_Exercise brief_. Search the records for the string "image" and copy every line in which it appears.

_Recorded information_.
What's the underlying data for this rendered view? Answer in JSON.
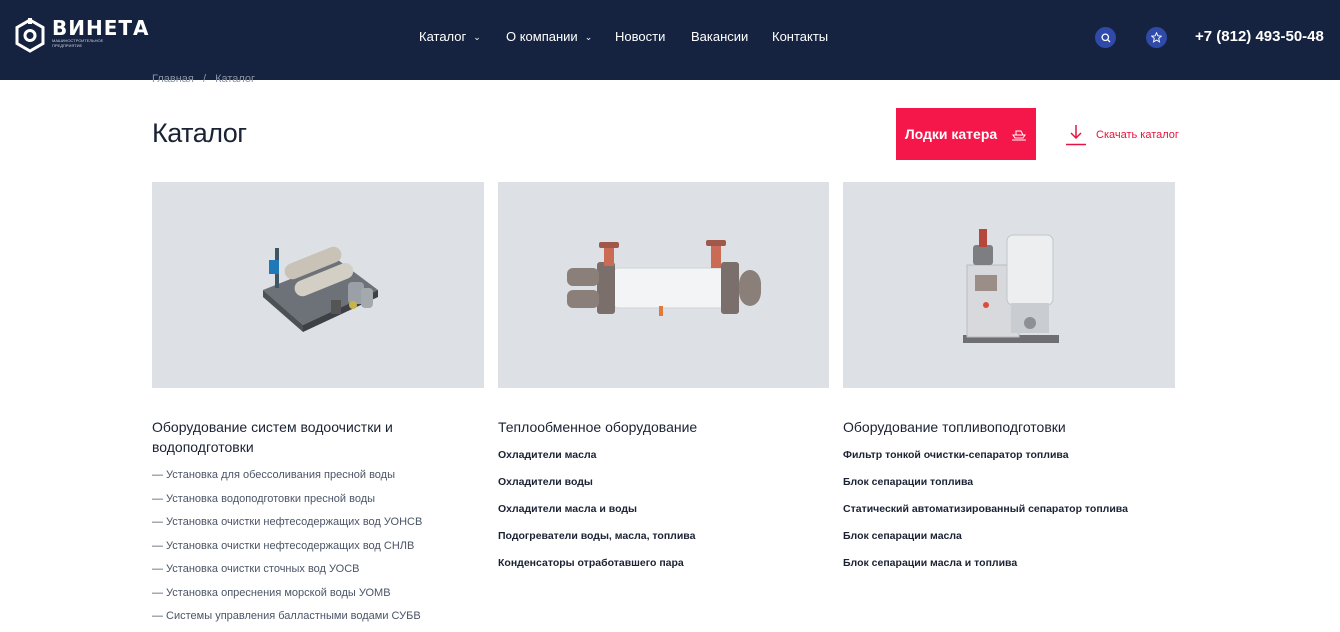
{
  "header": {
    "logo_name": "ВИНЕТА",
    "logo_sub": "машиностроительное предприятие",
    "nav": [
      {
        "label": "Каталог",
        "has_dropdown": true
      },
      {
        "label": "О компании",
        "has_dropdown": true
      },
      {
        "label": "Новости",
        "has_dropdown": false
      },
      {
        "label": "Вакансии",
        "has_dropdown": false
      },
      {
        "label": "Контакты",
        "has_dropdown": false
      }
    ],
    "search_icon": "search-icon",
    "favorites_icon": "star-icon",
    "phone": "+7 (812) 493-50-48",
    "colors": {
      "background": "#152340",
      "icon_button": "#2f4aa8"
    }
  },
  "breadcrumb": {
    "home": "Главная",
    "separator": "/",
    "current": "Каталог"
  },
  "page": {
    "title": "Каталог",
    "boats_button": "Лодки катера",
    "download_label": "Скачать каталог",
    "accent": "#f5164a"
  },
  "categories": [
    {
      "title": "Оборудование систем водоочистки и водоподготовки",
      "image": "water-treatment-unit",
      "items": [
        "— Установка для обессоливания пресной воды",
        "— Установка водоподготовки пресной воды",
        "— Установка очистки нефтесодержащих вод УОНСВ",
        "— Установка очистки нефтесодержащих вод СНЛВ",
        "— Установка очистки сточных вод УОСВ",
        "— Установка опреснения морской воды УОМВ",
        "— Системы управления балластными водами СУБВ"
      ]
    },
    {
      "title": "Теплообменное оборудование",
      "image": "heat-exchanger",
      "items": [
        "Охладители масла",
        "Охладители воды",
        "Охладители масла и воды",
        "Подогреватели воды, масла, топлива",
        "Конденсаторы отработавшего пара"
      ]
    },
    {
      "title": "Оборудование топливоподготовки",
      "image": "fuel-separator",
      "items": [
        "Фильтр тонкой очистки-сепаратор топлива",
        "Блок сепарации топлива",
        "Статический автоматизированный сепаратор топлива",
        "Блок сепарации масла",
        "Блок сепарации масла и топлива"
      ]
    }
  ]
}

_Result of this exercise_.
      "image": "water-treatment-unit",
      "image": "heat-exchanger",
      "image": "fuel-separator",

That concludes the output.